▸ **The task**
Could you print each line of the material below exactly?

────────────────────

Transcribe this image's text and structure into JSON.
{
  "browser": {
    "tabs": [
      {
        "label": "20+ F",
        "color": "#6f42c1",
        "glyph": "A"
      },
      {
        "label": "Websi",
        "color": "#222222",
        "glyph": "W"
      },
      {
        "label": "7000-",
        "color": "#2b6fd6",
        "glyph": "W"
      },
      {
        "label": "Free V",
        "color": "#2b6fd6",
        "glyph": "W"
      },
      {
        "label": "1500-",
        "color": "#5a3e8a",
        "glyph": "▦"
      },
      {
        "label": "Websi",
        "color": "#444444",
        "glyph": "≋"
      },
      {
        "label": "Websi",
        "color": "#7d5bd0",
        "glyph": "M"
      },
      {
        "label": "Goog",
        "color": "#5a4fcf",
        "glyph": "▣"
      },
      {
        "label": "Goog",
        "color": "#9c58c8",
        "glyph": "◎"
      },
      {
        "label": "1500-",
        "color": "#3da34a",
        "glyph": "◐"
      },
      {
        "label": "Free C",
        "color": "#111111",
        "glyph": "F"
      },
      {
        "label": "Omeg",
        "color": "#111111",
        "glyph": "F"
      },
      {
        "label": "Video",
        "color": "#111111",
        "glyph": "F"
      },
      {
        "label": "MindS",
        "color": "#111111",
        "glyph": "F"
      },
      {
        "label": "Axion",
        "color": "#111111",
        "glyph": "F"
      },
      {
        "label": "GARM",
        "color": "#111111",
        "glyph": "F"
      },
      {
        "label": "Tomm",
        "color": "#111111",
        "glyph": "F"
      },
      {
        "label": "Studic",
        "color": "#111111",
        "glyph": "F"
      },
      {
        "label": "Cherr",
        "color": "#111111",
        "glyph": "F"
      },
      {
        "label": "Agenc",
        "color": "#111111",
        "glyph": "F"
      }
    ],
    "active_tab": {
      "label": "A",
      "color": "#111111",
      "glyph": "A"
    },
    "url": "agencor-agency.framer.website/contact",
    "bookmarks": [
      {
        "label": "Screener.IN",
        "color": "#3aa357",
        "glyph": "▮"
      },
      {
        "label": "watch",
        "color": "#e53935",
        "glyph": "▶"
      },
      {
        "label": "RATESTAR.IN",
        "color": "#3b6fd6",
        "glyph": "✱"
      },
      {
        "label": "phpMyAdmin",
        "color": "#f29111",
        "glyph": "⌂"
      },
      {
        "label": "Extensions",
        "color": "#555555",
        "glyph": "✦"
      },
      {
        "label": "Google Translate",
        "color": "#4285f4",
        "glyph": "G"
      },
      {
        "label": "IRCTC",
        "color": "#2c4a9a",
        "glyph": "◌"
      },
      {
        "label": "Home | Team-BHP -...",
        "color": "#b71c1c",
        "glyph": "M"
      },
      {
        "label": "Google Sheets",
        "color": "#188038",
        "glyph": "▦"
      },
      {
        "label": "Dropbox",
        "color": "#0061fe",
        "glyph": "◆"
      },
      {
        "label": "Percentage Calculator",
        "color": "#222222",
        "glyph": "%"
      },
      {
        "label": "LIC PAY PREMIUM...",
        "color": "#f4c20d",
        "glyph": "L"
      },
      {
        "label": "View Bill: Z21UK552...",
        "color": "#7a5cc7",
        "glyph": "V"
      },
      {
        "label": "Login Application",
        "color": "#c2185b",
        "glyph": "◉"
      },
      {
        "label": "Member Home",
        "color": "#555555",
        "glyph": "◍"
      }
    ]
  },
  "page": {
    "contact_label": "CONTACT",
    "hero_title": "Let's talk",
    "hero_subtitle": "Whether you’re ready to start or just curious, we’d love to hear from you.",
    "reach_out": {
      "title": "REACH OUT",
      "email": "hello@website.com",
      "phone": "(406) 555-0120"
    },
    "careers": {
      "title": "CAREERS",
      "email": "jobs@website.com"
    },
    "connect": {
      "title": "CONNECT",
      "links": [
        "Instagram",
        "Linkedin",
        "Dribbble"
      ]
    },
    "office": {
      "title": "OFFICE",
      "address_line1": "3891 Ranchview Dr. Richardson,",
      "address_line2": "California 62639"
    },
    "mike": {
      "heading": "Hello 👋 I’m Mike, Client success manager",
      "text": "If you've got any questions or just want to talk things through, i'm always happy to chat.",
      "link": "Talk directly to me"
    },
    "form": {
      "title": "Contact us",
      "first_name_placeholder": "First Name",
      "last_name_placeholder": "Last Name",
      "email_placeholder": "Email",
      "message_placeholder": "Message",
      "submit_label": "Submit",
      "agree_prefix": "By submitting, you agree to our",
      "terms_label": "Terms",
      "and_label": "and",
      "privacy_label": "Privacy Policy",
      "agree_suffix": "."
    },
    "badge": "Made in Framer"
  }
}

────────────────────

▸ **Answer section**
Transcribe this image's text and structure into JSON.
{
  "browser": {
    "tabs": [
      {
        "label": "20+ F",
        "color": "#6f42c1",
        "glyph": "A"
      },
      {
        "label": "Websi",
        "color": "#222222",
        "glyph": "W"
      },
      {
        "label": "7000-",
        "color": "#2b6fd6",
        "glyph": "W"
      },
      {
        "label": "Free V",
        "color": "#2b6fd6",
        "glyph": "W"
      },
      {
        "label": "1500-",
        "color": "#5a3e8a",
        "glyph": "▦"
      },
      {
        "label": "Websi",
        "color": "#444444",
        "glyph": "≋"
      },
      {
        "label": "Websi",
        "color": "#7d5bd0",
        "glyph": "M"
      },
      {
        "label": "Goog",
        "color": "#5a4fcf",
        "glyph": "▣"
      },
      {
        "label": "Goog",
        "color": "#9c58c8",
        "glyph": "◎"
      },
      {
        "label": "1500-",
        "color": "#3da34a",
        "glyph": "◐"
      },
      {
        "label": "Free C",
        "color": "#111111",
        "glyph": "F"
      },
      {
        "label": "Omeg",
        "color": "#111111",
        "glyph": "F"
      },
      {
        "label": "Video",
        "color": "#111111",
        "glyph": "F"
      },
      {
        "label": "MindS",
        "color": "#111111",
        "glyph": "F"
      },
      {
        "label": "Axion",
        "color": "#111111",
        "glyph": "F"
      },
      {
        "label": "GARM",
        "color": "#111111",
        "glyph": "F"
      },
      {
        "label": "Tomm",
        "color": "#111111",
        "glyph": "F"
      },
      {
        "label": "Studic",
        "color": "#111111",
        "glyph": "F"
      },
      {
        "label": "Cherr",
        "color": "#111111",
        "glyph": "F"
      },
      {
        "label": "Agenc",
        "color": "#111111",
        "glyph": "F"
      }
    ],
    "active_tab": {
      "label": "A",
      "color": "#111111",
      "glyph": "A"
    },
    "url": "agencor-agency.framer.website/contact",
    "bookmarks": [
      {
        "label": "Screener.IN",
        "color": "#3aa357",
        "glyph": "▮"
      },
      {
        "label": "watch",
        "color": "#e53935",
        "glyph": "▶"
      },
      {
        "label": "RATESTAR.IN",
        "color": "#3b6fd6",
        "glyph": "✱"
      },
      {
        "label": "phpMyAdmin",
        "color": "#f29111",
        "glyph": "⌂"
      },
      {
        "label": "Extensions",
        "color": "#555555",
        "glyph": "✦"
      },
      {
        "label": "Google Translate",
        "color": "#4285f4",
        "glyph": "G"
      },
      {
        "label": "IRCTC",
        "color": "#2c4a9a",
        "glyph": "◌"
      },
      {
        "label": "Home | Team-BHP -...",
        "color": "#b71c1c",
        "glyph": "M"
      },
      {
        "label": "Google Sheets",
        "color": "#188038",
        "glyph": "▦"
      },
      {
        "label": "Dropbox",
        "color": "#0061fe",
        "glyph": "◆"
      },
      {
        "label": "Percentage Calculator",
        "color": "#222222",
        "glyph": "%"
      },
      {
        "label": "LIC PAY PREMIUM...",
        "color": "#f4c20d",
        "glyph": "L"
      },
      {
        "label": "View Bill: Z21UK552...",
        "color": "#7a5cc7",
        "glyph": "V"
      },
      {
        "label": "Login Application",
        "color": "#c2185b",
        "glyph": "◉"
      },
      {
        "label": "Member Home",
        "color": "#555555",
        "glyph": "◍"
      }
    ]
  },
  "page": {
    "contact_label": "CONTACT",
    "hero_title": "Let's talk",
    "hero_subtitle": "Whether you’re ready to start or just curious, we’d love to hear from you.",
    "reach_out": {
      "title": "REACH OUT",
      "email": "hello@website.com",
      "phone": "(406) 555-0120"
    },
    "careers": {
      "title": "CAREERS",
      "email": "jobs@website.com"
    },
    "connect": {
      "title": "CONNECT",
      "links": [
        "Instagram",
        "Linkedin",
        "Dribbble"
      ]
    },
    "office": {
      "title": "OFFICE",
      "address_line1": "3891 Ranchview Dr. Richardson,",
      "address_line2": "California 62639"
    },
    "mike": {
      "heading": "Hello 👋 I’m Mike, Client success manager",
      "text": "If you've got any questions or just want to talk things through, i'm always happy to chat.",
      "link": "Talk directly to me"
    },
    "form": {
      "title": "Contact us",
      "first_name_placeholder": "First Name",
      "last_name_placeholder": "Last Name",
      "email_placeholder": "Email",
      "message_placeholder": "Message",
      "submit_label": "Submit",
      "agree_prefix": "By submitting, you agree to our",
      "terms_label": "Terms",
      "and_label": "and",
      "privacy_label": "Privacy Policy",
      "agree_suffix": "."
    },
    "badge": "Made in Framer"
  }
}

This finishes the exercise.